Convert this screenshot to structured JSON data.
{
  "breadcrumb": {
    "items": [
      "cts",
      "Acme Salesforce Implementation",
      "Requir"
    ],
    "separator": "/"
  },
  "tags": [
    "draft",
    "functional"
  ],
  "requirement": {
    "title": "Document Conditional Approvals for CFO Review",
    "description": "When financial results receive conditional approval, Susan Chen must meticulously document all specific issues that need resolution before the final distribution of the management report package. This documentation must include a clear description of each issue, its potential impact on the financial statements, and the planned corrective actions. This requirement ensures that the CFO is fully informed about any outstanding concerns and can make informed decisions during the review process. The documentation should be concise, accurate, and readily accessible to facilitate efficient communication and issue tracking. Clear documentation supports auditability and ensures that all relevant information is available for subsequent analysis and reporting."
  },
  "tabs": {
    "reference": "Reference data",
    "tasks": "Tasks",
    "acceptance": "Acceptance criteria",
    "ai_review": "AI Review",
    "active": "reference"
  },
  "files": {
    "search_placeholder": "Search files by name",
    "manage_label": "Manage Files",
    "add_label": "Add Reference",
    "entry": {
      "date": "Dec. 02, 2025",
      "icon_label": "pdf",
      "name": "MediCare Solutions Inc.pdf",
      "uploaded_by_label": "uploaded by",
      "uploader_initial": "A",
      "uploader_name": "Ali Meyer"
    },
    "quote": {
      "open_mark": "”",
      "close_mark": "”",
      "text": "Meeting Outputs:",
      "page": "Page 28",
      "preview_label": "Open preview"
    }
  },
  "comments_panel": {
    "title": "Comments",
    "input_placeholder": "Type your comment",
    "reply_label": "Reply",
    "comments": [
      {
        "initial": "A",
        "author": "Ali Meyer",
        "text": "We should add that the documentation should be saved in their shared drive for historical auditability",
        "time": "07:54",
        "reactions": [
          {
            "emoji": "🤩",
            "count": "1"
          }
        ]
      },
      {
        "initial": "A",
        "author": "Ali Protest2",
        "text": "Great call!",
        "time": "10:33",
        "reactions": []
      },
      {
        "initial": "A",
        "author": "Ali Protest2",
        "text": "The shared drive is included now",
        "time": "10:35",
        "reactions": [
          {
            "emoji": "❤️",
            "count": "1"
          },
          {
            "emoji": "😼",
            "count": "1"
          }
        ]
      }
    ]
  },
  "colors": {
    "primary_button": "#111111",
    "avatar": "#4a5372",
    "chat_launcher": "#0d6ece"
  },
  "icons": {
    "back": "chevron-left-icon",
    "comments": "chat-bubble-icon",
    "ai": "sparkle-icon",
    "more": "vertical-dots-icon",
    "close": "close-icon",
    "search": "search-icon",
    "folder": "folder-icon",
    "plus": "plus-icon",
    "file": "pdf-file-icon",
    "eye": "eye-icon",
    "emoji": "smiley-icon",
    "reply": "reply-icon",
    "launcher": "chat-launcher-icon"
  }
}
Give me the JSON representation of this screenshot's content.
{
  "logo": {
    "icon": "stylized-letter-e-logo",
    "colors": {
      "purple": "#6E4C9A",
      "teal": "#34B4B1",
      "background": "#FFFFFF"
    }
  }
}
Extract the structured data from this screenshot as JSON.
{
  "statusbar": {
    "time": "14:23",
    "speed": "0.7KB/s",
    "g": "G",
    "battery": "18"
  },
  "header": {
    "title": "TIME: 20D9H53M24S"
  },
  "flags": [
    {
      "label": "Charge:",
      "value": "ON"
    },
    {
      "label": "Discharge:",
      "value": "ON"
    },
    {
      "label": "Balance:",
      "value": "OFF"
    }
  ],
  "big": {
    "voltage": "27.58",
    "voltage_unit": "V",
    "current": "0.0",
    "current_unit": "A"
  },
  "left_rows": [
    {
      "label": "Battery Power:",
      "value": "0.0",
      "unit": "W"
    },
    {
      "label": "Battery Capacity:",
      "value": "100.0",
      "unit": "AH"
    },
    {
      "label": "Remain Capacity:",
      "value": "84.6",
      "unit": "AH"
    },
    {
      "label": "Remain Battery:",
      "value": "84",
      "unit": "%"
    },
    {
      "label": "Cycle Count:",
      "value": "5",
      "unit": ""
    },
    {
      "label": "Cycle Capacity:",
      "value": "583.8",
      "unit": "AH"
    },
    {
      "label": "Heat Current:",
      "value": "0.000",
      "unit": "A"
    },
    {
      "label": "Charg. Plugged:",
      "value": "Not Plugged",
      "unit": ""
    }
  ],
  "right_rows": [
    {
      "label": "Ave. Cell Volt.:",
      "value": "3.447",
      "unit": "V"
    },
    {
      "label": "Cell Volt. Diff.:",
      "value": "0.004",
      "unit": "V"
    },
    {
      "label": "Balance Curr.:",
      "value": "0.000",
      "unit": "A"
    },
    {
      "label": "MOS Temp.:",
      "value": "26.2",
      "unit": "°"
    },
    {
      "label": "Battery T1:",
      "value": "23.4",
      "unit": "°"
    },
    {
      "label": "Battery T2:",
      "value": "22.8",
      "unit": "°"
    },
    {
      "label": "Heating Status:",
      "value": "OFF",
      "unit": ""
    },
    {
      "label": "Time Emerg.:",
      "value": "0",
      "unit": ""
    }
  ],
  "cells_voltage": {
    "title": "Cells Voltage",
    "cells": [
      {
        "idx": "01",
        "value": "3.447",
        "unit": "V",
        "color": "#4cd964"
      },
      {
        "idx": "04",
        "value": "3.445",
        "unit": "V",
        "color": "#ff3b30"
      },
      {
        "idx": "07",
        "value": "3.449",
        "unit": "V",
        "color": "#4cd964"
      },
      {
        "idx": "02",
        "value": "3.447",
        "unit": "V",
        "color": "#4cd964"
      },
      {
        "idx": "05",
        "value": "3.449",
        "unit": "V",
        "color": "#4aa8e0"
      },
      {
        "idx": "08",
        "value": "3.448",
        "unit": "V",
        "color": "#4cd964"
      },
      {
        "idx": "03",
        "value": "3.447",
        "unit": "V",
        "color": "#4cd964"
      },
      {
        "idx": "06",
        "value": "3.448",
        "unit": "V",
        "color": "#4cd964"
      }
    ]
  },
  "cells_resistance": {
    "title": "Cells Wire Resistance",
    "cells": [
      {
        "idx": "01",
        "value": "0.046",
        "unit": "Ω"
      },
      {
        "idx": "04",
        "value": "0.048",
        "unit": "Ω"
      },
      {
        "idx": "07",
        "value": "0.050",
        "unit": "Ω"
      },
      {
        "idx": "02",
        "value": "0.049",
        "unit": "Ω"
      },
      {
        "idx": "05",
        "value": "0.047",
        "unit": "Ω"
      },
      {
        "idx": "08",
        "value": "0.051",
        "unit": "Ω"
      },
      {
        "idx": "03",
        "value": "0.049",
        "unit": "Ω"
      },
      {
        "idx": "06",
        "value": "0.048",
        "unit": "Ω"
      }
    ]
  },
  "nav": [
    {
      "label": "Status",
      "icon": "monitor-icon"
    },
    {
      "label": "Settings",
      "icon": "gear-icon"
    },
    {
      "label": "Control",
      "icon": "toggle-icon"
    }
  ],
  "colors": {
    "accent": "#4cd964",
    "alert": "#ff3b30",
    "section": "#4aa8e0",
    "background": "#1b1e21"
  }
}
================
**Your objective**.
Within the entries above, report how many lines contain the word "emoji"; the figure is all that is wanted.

**Solution below**.
4